General Electric (GE) released its first-quarter report on Tuesday that surpassed both management and consensus estimates, as the industrial giant continues to show Wall Street it is making progress in its turnaround efforts.
GE remains a controversial stock on Wall Street. Analyst targets range from a lowly $7 per share to a lofty $15 per share, so the earnings report is sure to be scrutinized by a host of Wall Street analysts and investors. Nevertheless, William Blair analyst Nicholas Heymann maintains his Outperform rating on the stock. (To watch the analyst’s track record, click here)
Like many on Wall Street, Heymann believes GE’s earnings report “surprised, primarily by not disappointing fundamentally,” which was a fear among investors given recent GE’s past. While the numbers were better than expected, the analyst point out that “GE’s first quarter helped to further diminish the perceived risk that further financial risk or material fundamental shortfalls are likely to now emerge at GE,” which is encouraging sign for a company undergoing major restructuring effort.
Another positive Heymann notes is CEO Larry Culp. On Culp, Heymann says “it is becoming increasingly clear that his enhanced, accelerated, and more dynamic plan to restore GE to fundamental and financial health is not only beginning to work but may be poised to accelerate.” Heymann is among several analysts who have praised Culp, not only for his success with bringing GE’s stock up from the brink, but with increasing transparency and providing a clearer path for investors to follow.
“We continue to believe GE’s underlying intrinsic value (with no value assigned to Power) is somewhere in the range of $14-$16 per share. While we do not have specific share price targets for stocks at William Blair, this now seems to be a highly feasible base case valuation for GE’s share price over the next 6-12 months. If Power’s turnaround plan begins to be viewed as increasingly feasible, realistic, and not exorbitantly costly, we believe a slight discount to our prior sum-of-the-parts (SOTP) valuation discounting Power at 50% of its book value of $17.35-$19.55 per share (perhaps $17-$19 per share) could be a plausible valuation for GE’s shares over the next 12-18 months,” Heymann concluded.
While operating profit from industrial decreased 14% since this time last year and EPS also dropped, investors were happy to see that there weren’t any bad surprises in this report, helping drive share prices up. But while things are looking better for GE internally, the company now faces yet a new, albeit external, challenge to performance — the grounding of the Boeing 737 Max.
The troubles of the 737 Max is well-known by now, but the impact is not isolated solely to Boeing or airlines which use the plane.

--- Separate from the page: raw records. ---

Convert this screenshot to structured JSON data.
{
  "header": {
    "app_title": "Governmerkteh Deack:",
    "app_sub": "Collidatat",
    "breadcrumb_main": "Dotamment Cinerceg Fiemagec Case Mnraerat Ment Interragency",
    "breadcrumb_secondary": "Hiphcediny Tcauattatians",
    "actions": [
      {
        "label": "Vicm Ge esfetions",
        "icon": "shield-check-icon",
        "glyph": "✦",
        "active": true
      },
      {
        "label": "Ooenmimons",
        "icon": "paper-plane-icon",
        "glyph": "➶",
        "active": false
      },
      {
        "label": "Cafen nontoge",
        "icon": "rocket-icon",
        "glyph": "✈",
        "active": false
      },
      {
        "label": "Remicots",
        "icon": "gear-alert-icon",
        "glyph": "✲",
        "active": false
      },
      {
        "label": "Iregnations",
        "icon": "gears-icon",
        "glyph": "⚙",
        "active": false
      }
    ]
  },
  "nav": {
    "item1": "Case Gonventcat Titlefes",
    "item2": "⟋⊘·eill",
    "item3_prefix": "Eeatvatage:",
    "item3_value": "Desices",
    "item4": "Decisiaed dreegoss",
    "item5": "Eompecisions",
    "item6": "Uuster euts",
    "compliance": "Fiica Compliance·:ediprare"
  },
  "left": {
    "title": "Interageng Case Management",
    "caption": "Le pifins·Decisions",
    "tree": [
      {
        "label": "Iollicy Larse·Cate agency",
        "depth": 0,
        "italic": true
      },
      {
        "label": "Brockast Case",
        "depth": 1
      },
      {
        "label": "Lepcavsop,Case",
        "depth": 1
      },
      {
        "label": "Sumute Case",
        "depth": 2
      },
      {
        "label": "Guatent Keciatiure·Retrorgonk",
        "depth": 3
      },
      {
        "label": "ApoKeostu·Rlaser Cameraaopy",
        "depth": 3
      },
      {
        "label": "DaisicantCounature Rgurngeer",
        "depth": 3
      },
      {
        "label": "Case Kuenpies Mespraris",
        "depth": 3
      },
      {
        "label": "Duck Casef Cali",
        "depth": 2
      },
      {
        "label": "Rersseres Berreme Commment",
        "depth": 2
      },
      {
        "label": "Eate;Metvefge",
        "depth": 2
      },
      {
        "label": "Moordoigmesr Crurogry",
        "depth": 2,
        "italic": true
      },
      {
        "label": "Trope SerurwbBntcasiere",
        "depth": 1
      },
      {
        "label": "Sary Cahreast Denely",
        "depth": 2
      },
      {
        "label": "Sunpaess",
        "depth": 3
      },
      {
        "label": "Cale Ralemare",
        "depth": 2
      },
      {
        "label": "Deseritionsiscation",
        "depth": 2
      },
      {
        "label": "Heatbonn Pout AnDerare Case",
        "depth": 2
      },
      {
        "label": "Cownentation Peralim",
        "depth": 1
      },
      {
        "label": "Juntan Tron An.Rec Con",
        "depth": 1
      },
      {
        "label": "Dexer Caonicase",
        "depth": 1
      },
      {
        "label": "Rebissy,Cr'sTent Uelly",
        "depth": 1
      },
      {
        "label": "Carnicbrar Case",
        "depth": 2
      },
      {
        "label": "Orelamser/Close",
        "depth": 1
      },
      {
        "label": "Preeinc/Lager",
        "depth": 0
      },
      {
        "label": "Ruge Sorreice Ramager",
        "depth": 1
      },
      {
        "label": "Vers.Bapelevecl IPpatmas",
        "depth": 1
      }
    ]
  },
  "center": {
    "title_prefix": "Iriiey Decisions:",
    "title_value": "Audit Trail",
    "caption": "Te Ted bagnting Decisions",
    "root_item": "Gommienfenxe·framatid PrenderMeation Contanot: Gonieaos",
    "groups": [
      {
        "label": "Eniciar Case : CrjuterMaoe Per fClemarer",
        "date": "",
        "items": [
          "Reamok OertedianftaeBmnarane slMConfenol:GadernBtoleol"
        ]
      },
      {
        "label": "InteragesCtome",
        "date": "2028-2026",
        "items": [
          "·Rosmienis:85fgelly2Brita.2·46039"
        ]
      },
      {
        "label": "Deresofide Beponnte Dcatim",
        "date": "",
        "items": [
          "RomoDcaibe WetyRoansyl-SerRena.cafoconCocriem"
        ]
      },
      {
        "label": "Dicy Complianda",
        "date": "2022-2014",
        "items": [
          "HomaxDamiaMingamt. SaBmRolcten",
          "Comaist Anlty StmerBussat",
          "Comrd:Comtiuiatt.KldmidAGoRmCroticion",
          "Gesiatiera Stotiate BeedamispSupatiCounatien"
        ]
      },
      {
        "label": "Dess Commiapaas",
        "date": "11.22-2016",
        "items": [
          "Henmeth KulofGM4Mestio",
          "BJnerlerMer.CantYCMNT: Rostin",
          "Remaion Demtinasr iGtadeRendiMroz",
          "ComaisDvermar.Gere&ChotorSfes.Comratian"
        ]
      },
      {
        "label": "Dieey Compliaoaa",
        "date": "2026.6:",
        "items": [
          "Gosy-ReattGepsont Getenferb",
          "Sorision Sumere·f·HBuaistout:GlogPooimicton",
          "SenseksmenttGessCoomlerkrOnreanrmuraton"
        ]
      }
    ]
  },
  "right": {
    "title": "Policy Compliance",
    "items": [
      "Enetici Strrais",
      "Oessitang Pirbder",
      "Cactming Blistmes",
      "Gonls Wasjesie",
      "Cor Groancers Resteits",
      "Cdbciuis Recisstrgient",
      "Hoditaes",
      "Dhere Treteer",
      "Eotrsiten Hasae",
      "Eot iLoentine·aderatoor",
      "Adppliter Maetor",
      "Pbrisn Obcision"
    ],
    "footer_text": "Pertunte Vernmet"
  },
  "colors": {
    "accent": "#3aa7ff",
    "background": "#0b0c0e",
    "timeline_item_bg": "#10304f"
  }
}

GE (in a joint venture with French engine company Safran) manufacturers the LEAP-1B engine powering the 737 Max, which means the company generates revenue with increased production of the plane. However, as Boeing announced it would decrease production of the plane this year and grapples with getting existing models back in the air, GE faced small and short-term revenue challenges stemming from lower sales.
Ultimately, the word on the Street points to a sidelined majority on GE stock. In the last three months, GE has landed 7 ‘buy’ ratings vs. 7 ‘hold’ and 2 ‘sell’ ratings. It’s clear that Wall Street is largely divided between the bulls and the fence sitters when it comes to GE. That said, the consensus average price target points to $11.18, or nearly 11% upside potential for the stock. This suggests that by consensus expectations, for now, the bulls win on General Electric. (See GE’s price targets and analyst ratings on TipRanks)